Along with helping your child understand the importance of kid and dog safety, it’s also important you take time to understand your part in the process as well.
Avoid Investing In A Dog With Behavioral Issues If You Already Have Children
Like people, dogs can struggle with mental health and it is possible for dogs to be diagnosed with depression, anxiety and PTSD.
Dogs who have experienced trauma in their lives and have a history of fear-based aggression are generally not a safe dog for families.
These dogs typically do best with educated owners equipped to handle dogs with special needs who can help keep that dog (and those around that dog) safe, healthy and happy.
Make Sure Your Dog Is Trained and Socialized Properly

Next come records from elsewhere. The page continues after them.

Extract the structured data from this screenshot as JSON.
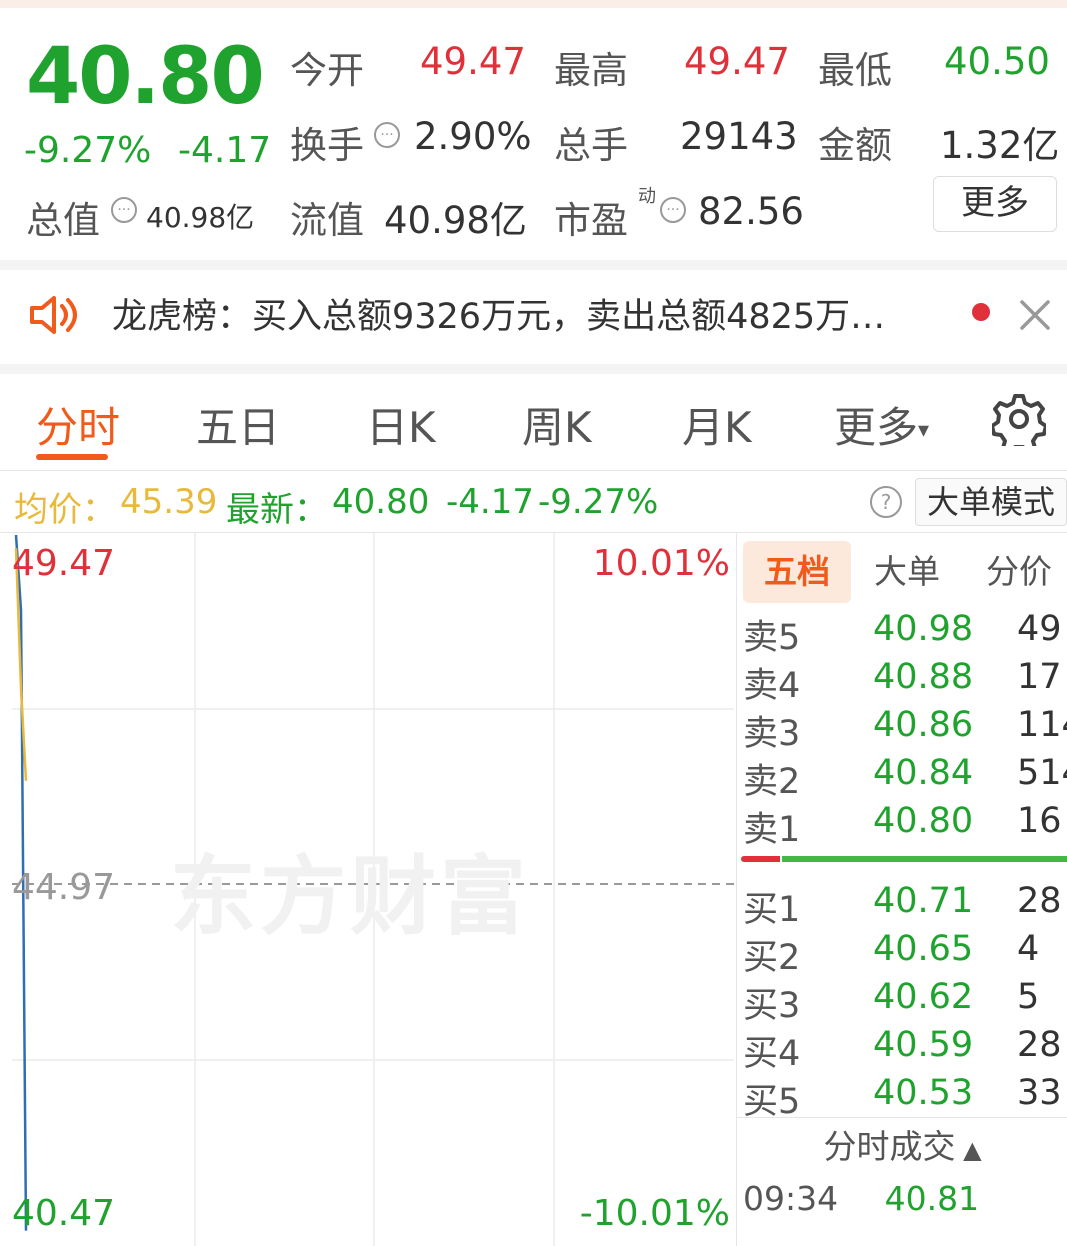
{
  "quote": {
    "price": "40.80",
    "change_pct": "-9.27%",
    "change_abs": "-4.17",
    "open_label": "今开",
    "open": "49.47",
    "high_label": "最高",
    "high": "49.47",
    "low_label": "最低",
    "low": "40.50",
    "turnover_label": "换手",
    "turnover": "2.90%",
    "volume_label": "总手",
    "volume": "29143",
    "amount_label": "金额",
    "amount": "1.32亿",
    "total_value_label": "总值",
    "total_value": "40.98亿",
    "float_value_label": "流值",
    "float_value": "40.98亿",
    "pe_label": "市盈",
    "pe_sup": "动",
    "pe": "82.56",
    "more_label": "更多"
  },
  "banner": {
    "text": "龙虎榜：买入总额9326万元，卖出总额4825万…"
  },
  "tabs": [
    "分时",
    "五日",
    "日K",
    "周K",
    "月K",
    "更多"
  ],
  "avg_bar": {
    "avg_label": "均价：",
    "avg_value": "45.39",
    "latest_label": "最新：",
    "latest_value": "40.80",
    "latest_change": "-4.17",
    "latest_pct": "-9.27%",
    "big_order_mode": "大单模式"
  },
  "chart": {
    "top_price": "49.47",
    "top_pct": "10.01%",
    "mid_price": "44.97",
    "bottom_price": "40.47",
    "bottom_pct": "-10.01%",
    "watermark": "东方财富"
  },
  "chart_data": {
    "type": "line",
    "ylim": [
      40.47,
      49.47
    ],
    "grid": true,
    "series": [
      {
        "name": "",
        "color": "#2f6db5",
        "x": [
          0,
          1,
          2
        ],
        "values": [
          49.47,
          48.5,
          40.5
        ]
      },
      {
        "name": "",
        "color": "#e8b93a",
        "x": [
          0,
          1,
          2
        ],
        "values": [
          49.3,
          47.5,
          46.3
        ]
      }
    ],
    "reference_line": 44.97
  },
  "order_book": {
    "tabs": [
      "五档",
      "大单",
      "分价"
    ],
    "asks": [
      {
        "label": "卖5",
        "price": "40.98",
        "vol": "49"
      },
      {
        "label": "卖4",
        "price": "40.88",
        "vol": "17"
      },
      {
        "label": "卖3",
        "price": "40.86",
        "vol": "114"
      },
      {
        "label": "卖2",
        "price": "40.84",
        "vol": "514"
      },
      {
        "label": "卖1",
        "price": "40.80",
        "vol": "16"
      }
    ],
    "bids": [
      {
        "label": "买1",
        "price": "40.71",
        "vol": "28"
      },
      {
        "label": "买2",
        "price": "40.65",
        "vol": "4"
      },
      {
        "label": "买3",
        "price": "40.62",
        "vol": "5"
      },
      {
        "label": "买4",
        "price": "40.59",
        "vol": "28"
      },
      {
        "label": "买5",
        "price": "40.53",
        "vol": "33"
      }
    ],
    "ratio_red": 0.12,
    "ticks_header": "分时成交",
    "ticks": [
      {
        "time": "09:34",
        "price": "40.81"
      }
    ]
  }
}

Once you do get a dog, it’s up to you to make sure that dog is raised properly and is in a safe, loving and healthy environment that enriches his emotional and physical health.
A dog behaving like a dog is not a dog’s fault. If your dog is not properly trained or socialized, or if he has not been properly treated, you cannot expect that dog to know how to behave around people or children.

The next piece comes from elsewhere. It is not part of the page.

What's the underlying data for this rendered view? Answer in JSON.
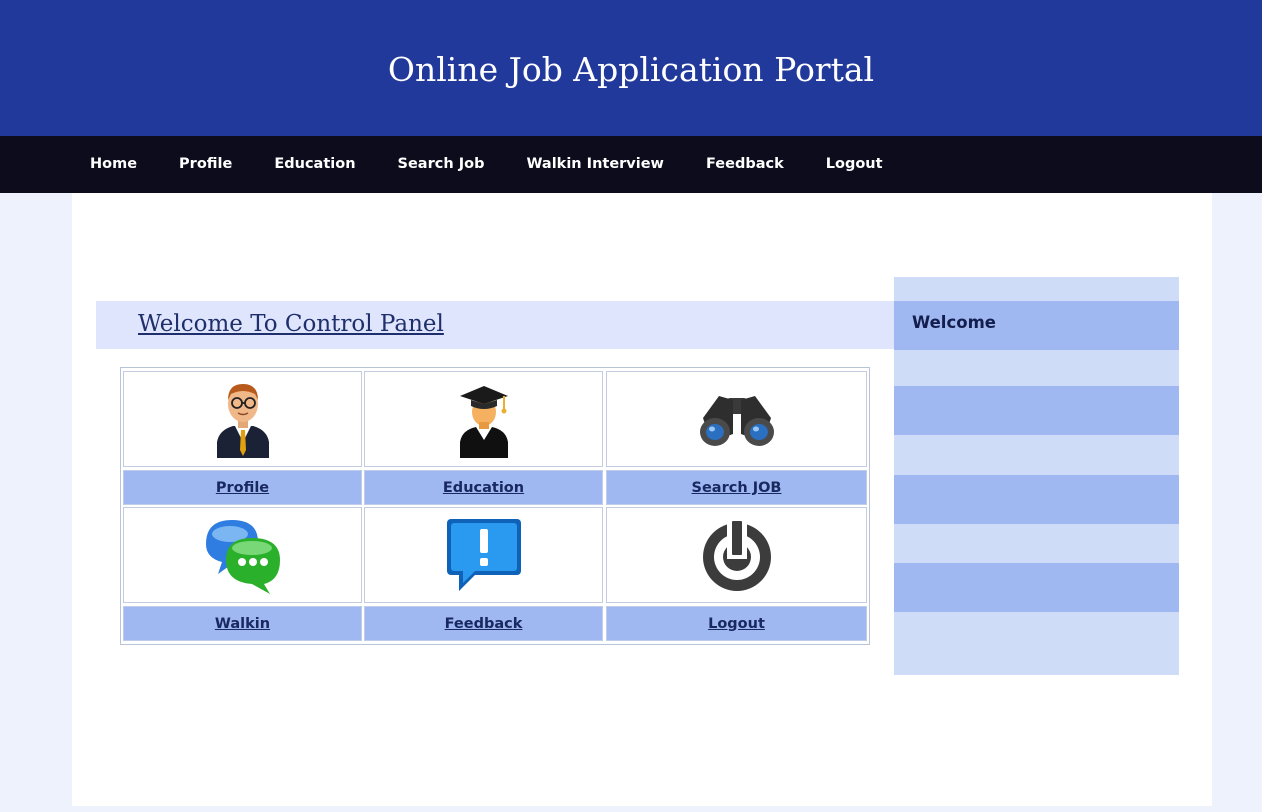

Have A Strong Understanding Of Canine Body Language So You Can Be Your Dog’s Advocate
When teaching your children kid and dog safety, it’s going to be important to have a basic understanding of canine body language. But we encourage you to go one step further.
Do as much research as possible when it comes to dog body language and canine communication. Try and learn as much as you can about your specific dog, how he communicates and what he is telling you in everyday subtle cues.
The better you know your dog, the better equipped you’ll be to advocate for him. This in turn can help ensure that all members of your household both two-legged and four are safe and happy.
Give Your Dog A Safe Space Inside Your House
No matter how fun-loving, affectionate, sweet, or gentle your dog is with your child, chances are he will still need breaks and space.
Provide your dog with a space that is all his own and teach children that when your dog goes to this space he is to be left alone. It’s okay to respect your dog’s personal space and alone time, and it’s important for children to respect it too.
Use Positive Reinforcement Techniques During Training And Lead By Example
Your children are watching you.
Treat your dog exactly as you want your children to treat your dog. Be gentle, use positive reinforcement training techniques and never use physical force or harsh punishments on your dog.
Physical or harsh punishments often lead to a dog that is fearful of you, and a dog that is fearful is a dog that is much more likely to bite.
Children who see their parents behaving this way around a dog are also much more likely to mimic this behavior. Sadly, this not only deteriorates the relationship between your dog and your child, but it commonly leads to bites.
Always Supervise Young Children Around The Family Dog – No Matter What
At the end of the day, there is no amount of training or kid and dog safety courses that can substitute for parent vigilance.
This is especially true for very young children under the age of five, and for any child of any age who is particularly rough, rambunctious or handsy with the dog.
Never leave your child unsupervised with a dog. If you are busy, be sure that the dog is separated from the child either by keeping the dog and child in separate rooms, by letting your dog play outside while your child is inside, or by investing in a baby gate or playpen to help add a divide between a child and a dog.
Remember, kid and dog safety is up to you and no one else. You have the tools you need to protect your child and your dog and to help ensure they grow up together as happy and harmoniously as possible.
For more information on kid and dog safety, visit us at walkmydogspot.com. And for even more tips and tricks, enroll in our kid and dog safety program today.
This program is specially designed for children and parents to be an interactive, fun, and educational program to empower children and teach them how to be safe and have fun with their furry family members.
So, what do you think about kid and dog safety? Have you ever considered teaching your children the basics of canine body language?
Tell us what you think in the comment section below.